The Lowdown: For a little culture and a look at some of the art of one young and talented Denver-based street artist, check out Señor Burritos east wall, by the parking lot. Bimmer Torres (aka @bimmer_t) has painted many large scale murals around town that are steeped with dynamic visions of color, layers and usually revolve around a central figure. His attention to detail is breathtaking from far away and up close.
Where: 2030 S. Cherokee St., Denver
The Lowdown: The murals on the outside and back patio of Declaration Brewing are pretty damn patriotic and give the place a festive feel all year long. The front murals are titled “Drop Beers not Bombs” and depict exactly what you think they do. On the back patio, artists Pat Milbery and @def3 painted a dedication to America, complete with an Uncle Sam holding a beer and pointing at you, along with an eagle and some majestic mountains. These murals set Declaration Brewing apart from its neighbors because the brewery resides in a warehouse area where all the other buildings are unadorned.
Illegal Pete’s Colfax
Where: 2001 E. Colfax Ave., Denver
The Lowdown: Painted within the last month, the enormous mural on the east side of Illegal Pete’s Colfax is another one of Mike Graves‘ creations. Using his love of character building and the funky personality of Illegal Pete’s, Graves created a piece that’s both wonderfully imaginative and weirdly fitting. Complete with PBR cans and bottles, for the true East Colfax vibes. On the other side from Graves’ mural there are three paintings of a style that can be found at the other eight locations as well.
Cheba Hut Capitol Hill
Where: 638 E. Colfax Ave., Denver
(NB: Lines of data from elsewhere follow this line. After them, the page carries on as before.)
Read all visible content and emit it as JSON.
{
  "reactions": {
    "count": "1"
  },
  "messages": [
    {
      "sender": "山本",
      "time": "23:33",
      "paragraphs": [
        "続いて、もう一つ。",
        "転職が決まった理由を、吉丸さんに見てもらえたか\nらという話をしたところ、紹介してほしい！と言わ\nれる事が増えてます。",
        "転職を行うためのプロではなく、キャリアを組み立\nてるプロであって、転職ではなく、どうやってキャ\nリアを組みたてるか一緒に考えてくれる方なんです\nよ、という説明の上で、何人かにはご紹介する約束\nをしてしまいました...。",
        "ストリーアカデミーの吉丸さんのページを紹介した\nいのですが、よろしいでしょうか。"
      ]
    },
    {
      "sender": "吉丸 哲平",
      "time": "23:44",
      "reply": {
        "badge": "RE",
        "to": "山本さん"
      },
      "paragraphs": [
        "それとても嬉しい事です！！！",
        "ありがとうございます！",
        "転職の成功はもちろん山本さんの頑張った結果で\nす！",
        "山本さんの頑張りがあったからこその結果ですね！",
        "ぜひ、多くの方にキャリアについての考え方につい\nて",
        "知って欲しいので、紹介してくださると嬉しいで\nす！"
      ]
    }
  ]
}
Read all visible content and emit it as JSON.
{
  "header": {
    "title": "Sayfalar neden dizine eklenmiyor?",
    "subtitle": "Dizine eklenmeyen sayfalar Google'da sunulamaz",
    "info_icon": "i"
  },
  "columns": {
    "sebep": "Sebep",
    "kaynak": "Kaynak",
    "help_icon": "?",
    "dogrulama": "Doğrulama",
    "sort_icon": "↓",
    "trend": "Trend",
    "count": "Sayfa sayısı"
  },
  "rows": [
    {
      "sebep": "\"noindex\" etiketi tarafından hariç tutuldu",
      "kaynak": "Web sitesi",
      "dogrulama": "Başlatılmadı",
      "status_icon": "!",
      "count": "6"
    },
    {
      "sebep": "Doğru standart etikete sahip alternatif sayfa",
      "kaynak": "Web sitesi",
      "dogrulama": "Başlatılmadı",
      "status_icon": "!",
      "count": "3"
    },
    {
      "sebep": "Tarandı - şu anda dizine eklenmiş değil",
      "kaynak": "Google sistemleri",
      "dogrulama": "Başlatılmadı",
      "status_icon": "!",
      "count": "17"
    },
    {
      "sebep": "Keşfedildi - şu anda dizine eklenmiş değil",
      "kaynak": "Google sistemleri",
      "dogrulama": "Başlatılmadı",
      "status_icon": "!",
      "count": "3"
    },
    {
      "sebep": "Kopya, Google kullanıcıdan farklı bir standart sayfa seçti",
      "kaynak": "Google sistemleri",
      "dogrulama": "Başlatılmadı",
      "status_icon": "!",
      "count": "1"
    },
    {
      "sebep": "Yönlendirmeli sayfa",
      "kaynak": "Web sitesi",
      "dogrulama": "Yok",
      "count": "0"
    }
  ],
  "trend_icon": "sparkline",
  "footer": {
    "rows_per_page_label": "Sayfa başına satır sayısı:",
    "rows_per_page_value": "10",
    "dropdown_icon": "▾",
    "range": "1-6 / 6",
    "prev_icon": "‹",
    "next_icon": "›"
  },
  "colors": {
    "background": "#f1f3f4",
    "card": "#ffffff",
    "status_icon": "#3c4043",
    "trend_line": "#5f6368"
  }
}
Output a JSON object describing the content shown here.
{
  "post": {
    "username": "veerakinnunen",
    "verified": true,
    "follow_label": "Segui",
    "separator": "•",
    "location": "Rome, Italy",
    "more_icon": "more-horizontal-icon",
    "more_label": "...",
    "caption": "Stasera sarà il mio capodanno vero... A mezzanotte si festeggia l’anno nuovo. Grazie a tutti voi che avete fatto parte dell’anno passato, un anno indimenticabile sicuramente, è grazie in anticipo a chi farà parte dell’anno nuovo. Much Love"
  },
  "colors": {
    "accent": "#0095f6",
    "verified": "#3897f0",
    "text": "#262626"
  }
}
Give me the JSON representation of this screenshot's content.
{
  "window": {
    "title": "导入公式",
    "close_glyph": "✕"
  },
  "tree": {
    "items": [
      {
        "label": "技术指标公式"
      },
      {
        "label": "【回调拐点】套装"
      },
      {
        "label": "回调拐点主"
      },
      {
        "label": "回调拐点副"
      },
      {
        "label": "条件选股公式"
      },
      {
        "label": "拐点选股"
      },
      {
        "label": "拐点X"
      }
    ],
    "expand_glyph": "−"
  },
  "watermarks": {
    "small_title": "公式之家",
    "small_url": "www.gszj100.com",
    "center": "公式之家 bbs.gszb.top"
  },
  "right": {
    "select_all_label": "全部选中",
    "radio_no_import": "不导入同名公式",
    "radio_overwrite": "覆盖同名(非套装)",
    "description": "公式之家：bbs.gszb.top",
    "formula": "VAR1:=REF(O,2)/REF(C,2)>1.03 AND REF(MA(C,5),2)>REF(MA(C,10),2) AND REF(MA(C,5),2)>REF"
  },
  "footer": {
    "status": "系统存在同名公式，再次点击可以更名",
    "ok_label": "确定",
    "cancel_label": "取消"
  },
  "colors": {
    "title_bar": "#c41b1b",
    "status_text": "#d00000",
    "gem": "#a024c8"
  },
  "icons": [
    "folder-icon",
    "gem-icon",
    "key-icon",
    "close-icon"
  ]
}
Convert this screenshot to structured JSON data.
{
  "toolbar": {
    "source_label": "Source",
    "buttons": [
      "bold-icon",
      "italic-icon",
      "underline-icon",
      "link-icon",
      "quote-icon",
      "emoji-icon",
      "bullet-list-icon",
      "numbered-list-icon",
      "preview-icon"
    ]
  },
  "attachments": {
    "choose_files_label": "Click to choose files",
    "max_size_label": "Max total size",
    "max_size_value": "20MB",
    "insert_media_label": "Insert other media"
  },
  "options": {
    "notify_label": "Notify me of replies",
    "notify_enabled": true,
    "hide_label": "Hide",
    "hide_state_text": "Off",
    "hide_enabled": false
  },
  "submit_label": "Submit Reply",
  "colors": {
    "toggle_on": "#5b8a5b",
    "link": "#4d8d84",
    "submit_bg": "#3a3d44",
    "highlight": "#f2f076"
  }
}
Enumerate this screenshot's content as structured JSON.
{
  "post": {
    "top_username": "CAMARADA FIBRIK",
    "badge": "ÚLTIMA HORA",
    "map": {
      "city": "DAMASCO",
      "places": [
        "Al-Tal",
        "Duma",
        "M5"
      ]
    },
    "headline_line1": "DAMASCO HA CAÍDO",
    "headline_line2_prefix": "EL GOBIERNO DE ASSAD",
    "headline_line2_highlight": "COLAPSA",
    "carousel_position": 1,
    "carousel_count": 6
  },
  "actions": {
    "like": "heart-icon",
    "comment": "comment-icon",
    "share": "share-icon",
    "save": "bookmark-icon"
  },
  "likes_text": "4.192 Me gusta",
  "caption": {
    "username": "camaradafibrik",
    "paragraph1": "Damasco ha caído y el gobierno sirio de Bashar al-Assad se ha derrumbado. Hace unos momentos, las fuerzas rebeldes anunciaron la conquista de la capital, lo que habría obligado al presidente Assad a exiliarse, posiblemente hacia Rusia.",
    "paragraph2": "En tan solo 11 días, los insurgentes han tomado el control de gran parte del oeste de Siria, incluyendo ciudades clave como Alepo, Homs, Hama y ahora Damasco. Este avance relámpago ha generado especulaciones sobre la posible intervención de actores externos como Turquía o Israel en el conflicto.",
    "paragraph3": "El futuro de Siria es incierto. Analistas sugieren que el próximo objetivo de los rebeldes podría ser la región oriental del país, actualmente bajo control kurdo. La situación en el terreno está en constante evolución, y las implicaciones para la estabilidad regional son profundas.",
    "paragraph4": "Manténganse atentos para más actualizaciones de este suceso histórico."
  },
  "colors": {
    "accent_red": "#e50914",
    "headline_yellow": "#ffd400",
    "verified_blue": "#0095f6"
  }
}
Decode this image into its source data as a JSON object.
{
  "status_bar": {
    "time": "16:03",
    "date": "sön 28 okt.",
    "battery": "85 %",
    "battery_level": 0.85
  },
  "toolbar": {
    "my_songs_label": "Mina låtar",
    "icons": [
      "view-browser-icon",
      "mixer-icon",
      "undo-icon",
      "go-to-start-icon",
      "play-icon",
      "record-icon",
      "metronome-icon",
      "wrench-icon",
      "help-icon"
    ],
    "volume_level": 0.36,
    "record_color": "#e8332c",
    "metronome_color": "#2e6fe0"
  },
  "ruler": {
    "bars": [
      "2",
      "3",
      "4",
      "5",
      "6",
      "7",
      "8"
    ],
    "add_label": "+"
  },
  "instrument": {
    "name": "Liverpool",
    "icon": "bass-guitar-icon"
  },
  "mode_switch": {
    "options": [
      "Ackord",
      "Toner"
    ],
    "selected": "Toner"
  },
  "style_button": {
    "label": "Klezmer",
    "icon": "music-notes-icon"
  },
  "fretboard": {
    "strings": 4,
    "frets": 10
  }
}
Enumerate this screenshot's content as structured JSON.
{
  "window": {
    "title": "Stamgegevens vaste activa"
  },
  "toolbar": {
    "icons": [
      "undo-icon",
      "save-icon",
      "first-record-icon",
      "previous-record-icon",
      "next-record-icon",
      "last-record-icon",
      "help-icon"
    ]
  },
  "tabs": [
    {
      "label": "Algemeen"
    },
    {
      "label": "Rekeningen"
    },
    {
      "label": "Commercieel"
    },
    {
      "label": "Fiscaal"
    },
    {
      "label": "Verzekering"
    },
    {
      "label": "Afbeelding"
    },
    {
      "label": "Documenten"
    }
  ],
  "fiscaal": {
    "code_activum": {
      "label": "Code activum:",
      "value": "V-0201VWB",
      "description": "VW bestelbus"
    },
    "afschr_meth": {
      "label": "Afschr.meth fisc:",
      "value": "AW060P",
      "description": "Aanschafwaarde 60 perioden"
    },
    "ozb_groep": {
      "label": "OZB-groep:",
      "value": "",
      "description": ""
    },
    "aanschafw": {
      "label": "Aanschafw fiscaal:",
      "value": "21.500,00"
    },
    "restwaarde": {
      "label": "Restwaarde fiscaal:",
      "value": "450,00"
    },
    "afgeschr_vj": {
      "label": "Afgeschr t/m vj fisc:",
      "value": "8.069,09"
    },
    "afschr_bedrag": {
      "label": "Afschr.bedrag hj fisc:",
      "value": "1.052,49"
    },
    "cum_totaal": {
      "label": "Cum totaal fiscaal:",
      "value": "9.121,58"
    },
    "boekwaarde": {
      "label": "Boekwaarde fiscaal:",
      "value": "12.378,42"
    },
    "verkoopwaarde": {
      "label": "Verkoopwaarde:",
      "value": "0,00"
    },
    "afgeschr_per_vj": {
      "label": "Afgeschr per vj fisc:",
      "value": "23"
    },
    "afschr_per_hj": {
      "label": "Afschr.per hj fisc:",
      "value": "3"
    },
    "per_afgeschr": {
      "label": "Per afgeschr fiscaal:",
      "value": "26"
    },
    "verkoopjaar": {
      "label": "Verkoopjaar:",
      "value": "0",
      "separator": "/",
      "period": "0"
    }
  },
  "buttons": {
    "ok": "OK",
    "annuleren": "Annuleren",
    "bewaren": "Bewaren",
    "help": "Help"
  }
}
The Lowdown: Weed lovers can rejoice, if they haven’t already, by the “Kindly Toasted on Colfax” mural by Pat McKinney and Pat Milbery on Cheba Hut. There’s not much subtlety in this piece, with overlapping weed leaves in a spectrum of green shades surrounding a central skeletal figure holding a sub and drink from Cheba Hut. And let’s be honest, Cheba Hut is never about subtlety, so this mural compliments their business like a toasted sub compliments a toasted person’s appetite.